## Work request
An exact copy of all the data is needed, with every picture left out.

## Information supplied
****************

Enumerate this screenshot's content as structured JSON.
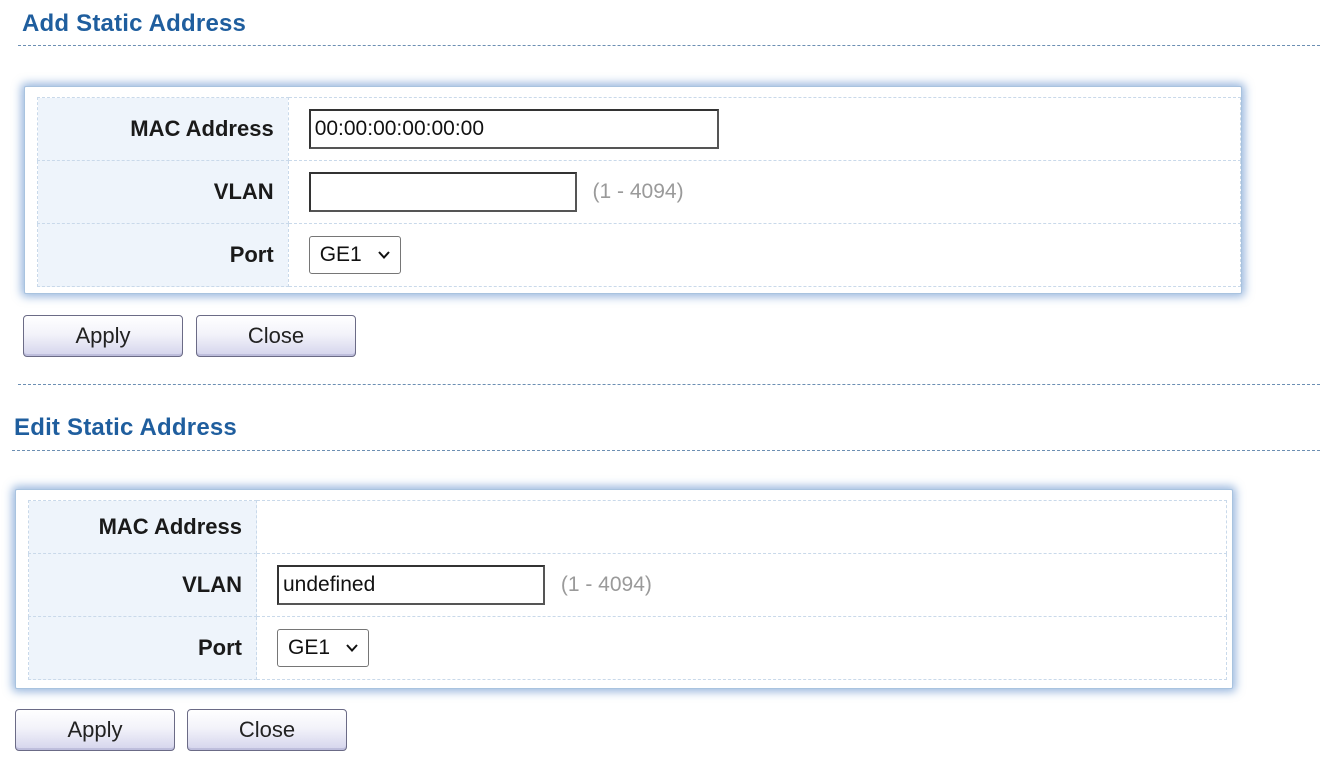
{
  "add_section": {
    "title": "Add Static Address",
    "mac_label": "MAC Address",
    "mac_value": "00:00:00:00:00:00",
    "vlan_label": "VLAN",
    "vlan_value": "",
    "vlan_hint": "(1 - 4094)",
    "port_label": "Port",
    "port_value": "GE1",
    "apply_label": "Apply",
    "close_label": "Close"
  },
  "edit_section": {
    "title": "Edit Static Address",
    "mac_label": "MAC Address",
    "mac_value": "",
    "vlan_label": "VLAN",
    "vlan_value": "undefined",
    "vlan_hint": "(1 - 4094)",
    "port_label": "Port",
    "port_value": "GE1",
    "apply_label": "Apply",
    "close_label": "Close"
  },
  "icons": {
    "dropdown": "chevron-down-icon"
  },
  "colors": {
    "title": "#1f5e9e",
    "panel_glow": "#4a80c4",
    "label_bg": "#eef4fb",
    "hint": "#9a9a9a"
  }
}
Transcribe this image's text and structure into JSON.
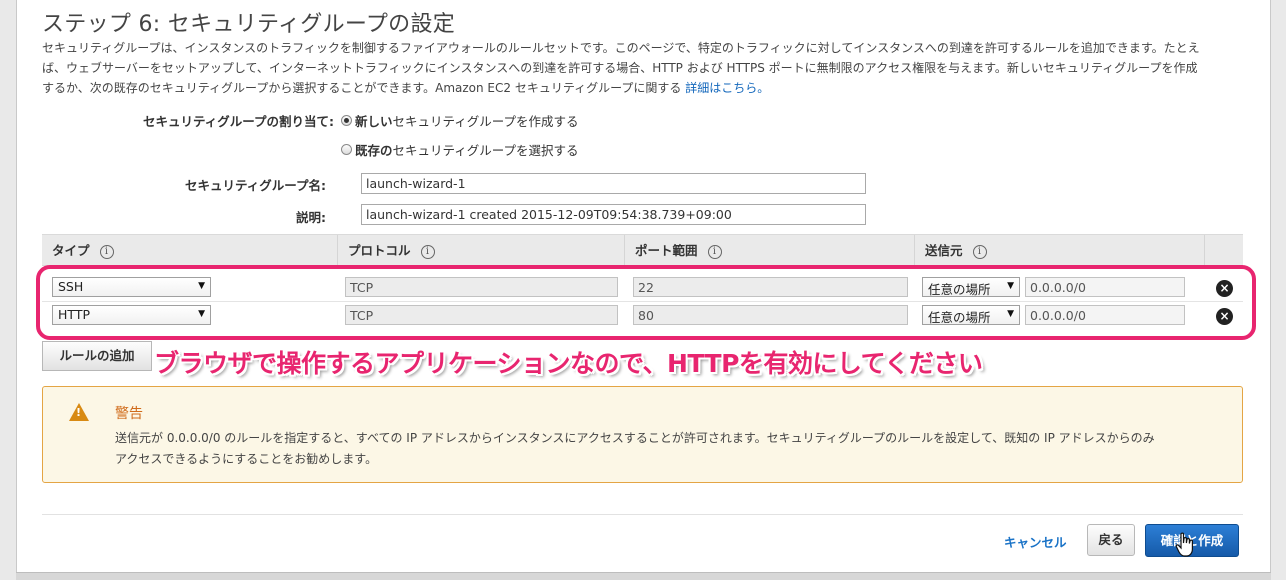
{
  "page": {
    "title": "ステップ 6: セキュリティグループの設定",
    "description_line1": "セキュリティグループは、インスタンスのトラフィックを制御するファイアウォールのルールセットです。このページで、特定のトラフィックに対してインスタンスへの到達を許可するルールを追加できます。たとえ",
    "description_line2": "ば、ウェブサーバーをセットアップして、インターネットトラフィックにインスタンスへの到達を許可する場合、HTTP および HTTPS ポートに無制限のアクセス権限を与えます。新しいセキュリティグループを作成",
    "description_line3": "するか、次の既存のセキュリティグループから選択することができます。Amazon EC2 セキュリティグループに関する",
    "description_link": "詳細はこちら。"
  },
  "assignment": {
    "label": "セキュリティグループの割り当て:",
    "option_new_bold": "新しい",
    "option_new_rest": "セキュリティグループを作成する",
    "option_existing_bold": "既存の",
    "option_existing_rest": "セキュリティグループを選択する"
  },
  "fields": {
    "name_label": "セキュリティグループ名:",
    "name_value": "launch-wizard-1",
    "desc_label": "説明:",
    "desc_value": "launch-wizard-1 created 2015-12-09T09:54:38.739+09:00"
  },
  "table": {
    "headers": [
      "タイプ",
      "プロトコル",
      "ポート範囲",
      "送信元"
    ],
    "info_glyph": "i",
    "rows": [
      {
        "type": "SSH",
        "protocol": "TCP",
        "port": "22",
        "source_type": "任意の場所",
        "source_cidr": "0.0.0.0/0"
      },
      {
        "type": "HTTP",
        "protocol": "TCP",
        "port": "80",
        "source_type": "任意の場所",
        "source_cidr": "0.0.0.0/0"
      }
    ],
    "remove_glyph": "×",
    "select_arrow": "▼"
  },
  "add_rule_label": "ルールの追加",
  "annotation": "ブラウザで操作するアプリケーションなので、HTTPを有効にしてください",
  "warning": {
    "icon": "warning-triangle-icon",
    "title": "警告",
    "body_line1": "送信元が 0.0.0.0/0 のルールを指定すると、すべての IP アドレスからインスタンスにアクセスすることが許可されます。セキュリティグループのルールを設定して、既知の IP アドレスからのみ",
    "body_line2": "アクセスできるようにすることをお勧めします。"
  },
  "footer": {
    "cancel_label": "キャンセル",
    "back_label": "戻る",
    "confirm_label": "確認と作成"
  },
  "colors": {
    "accent_pink": "#e8256f",
    "primary_blue": "#1a66c2",
    "warning_orange": "#d06b1a"
  }
}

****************

## Output
Enumerate this screenshot's content as structured JSON.
{
  "add_section": {
    "title": "Add Static Address",
    "mac_label": "MAC Address",
    "mac_value": "00:00:00:00:00:00",
    "vlan_label": "VLAN",
    "vlan_value": "",
    "vlan_hint": "(1 - 4094)",
    "port_label": "Port",
    "port_value": "GE1",
    "apply_label": "Apply",
    "close_label": "Close"
  },
  "edit_section": {
    "title": "Edit Static Address",
    "mac_label": "MAC Address",
    "mac_value": "",
    "vlan_label": "VLAN",
    "vlan_value": "undefined",
    "vlan_hint": "(1 - 4094)",
    "port_label": "Port",
    "port_value": "GE1",
    "apply_label": "Apply",
    "close_label": "Close"
  },
  "icons": {
    "dropdown": "chevron-down-icon"
  },
  "colors": {
    "title": "#1f5e9e",
    "panel_glow": "#4a80c4",
    "label_bg": "#eef4fb",
    "hint": "#9a9a9a"
  }
}
Transcribe this image's text and structure into JSON.
{
  "page": {
    "title": "ステップ 6: セキュリティグループの設定",
    "description_line1": "セキュリティグループは、インスタンスのトラフィックを制御するファイアウォールのルールセットです。このページで、特定のトラフィックに対してインスタンスへの到達を許可するルールを追加できます。たとえ",
    "description_line2": "ば、ウェブサーバーをセットアップして、インターネットトラフィックにインスタンスへの到達を許可する場合、HTTP および HTTPS ポートに無制限のアクセス権限を与えます。新しいセキュリティグループを作成",
    "description_line3": "するか、次の既存のセキュリティグループから選択することができます。Amazon EC2 セキュリティグループに関する",
    "description_link": "詳細はこちら。"
  },
  "assignment": {
    "label": "セキュリティグループの割り当て:",
    "option_new_bold": "新しい",
    "option_new_rest": "セキュリティグループを作成する",
    "option_existing_bold": "既存の",
    "option_existing_rest": "セキュリティグループを選択する"
  },
  "fields": {
    "name_label": "セキュリティグループ名:",
    "name_value": "launch-wizard-1",
    "desc_label": "説明:",
    "desc_value": "launch-wizard-1 created 2015-12-09T09:54:38.739+09:00"
  },
  "table": {
    "headers": [
      "タイプ",
      "プロトコル",
      "ポート範囲",
      "送信元"
    ],
    "info_glyph": "i",
    "rows": [
      {
        "type": "SSH",
        "protocol": "TCP",
        "port": "22",
        "source_type": "任意の場所",
        "source_cidr": "0.0.0.0/0"
      },
      {
        "type": "HTTP",
        "protocol": "TCP",
        "port": "80",
        "source_type": "任意の場所",
        "source_cidr": "0.0.0.0/0"
      }
    ],
    "remove_glyph": "×",
    "select_arrow": "▼"
  },
  "add_rule_label": "ルールの追加",
  "annotation": "ブラウザで操作するアプリケーションなので、HTTPを有効にしてください",
  "warning": {
    "icon": "warning-triangle-icon",
    "title": "警告",
    "body_line1": "送信元が 0.0.0.0/0 のルールを指定すると、すべての IP アドレスからインスタンスにアクセスすることが許可されます。セキュリティグループのルールを設定して、既知の IP アドレスからのみ",
    "body_line2": "アクセスできるようにすることをお勧めします。"
  },
  "footer": {
    "cancel_label": "キャンセル",
    "back_label": "戻る",
    "confirm_label": "確認と作成"
  },
  "colors": {
    "accent_pink": "#e8256f",
    "primary_blue": "#1a66c2",
    "warning_orange": "#d06b1a"
  }
}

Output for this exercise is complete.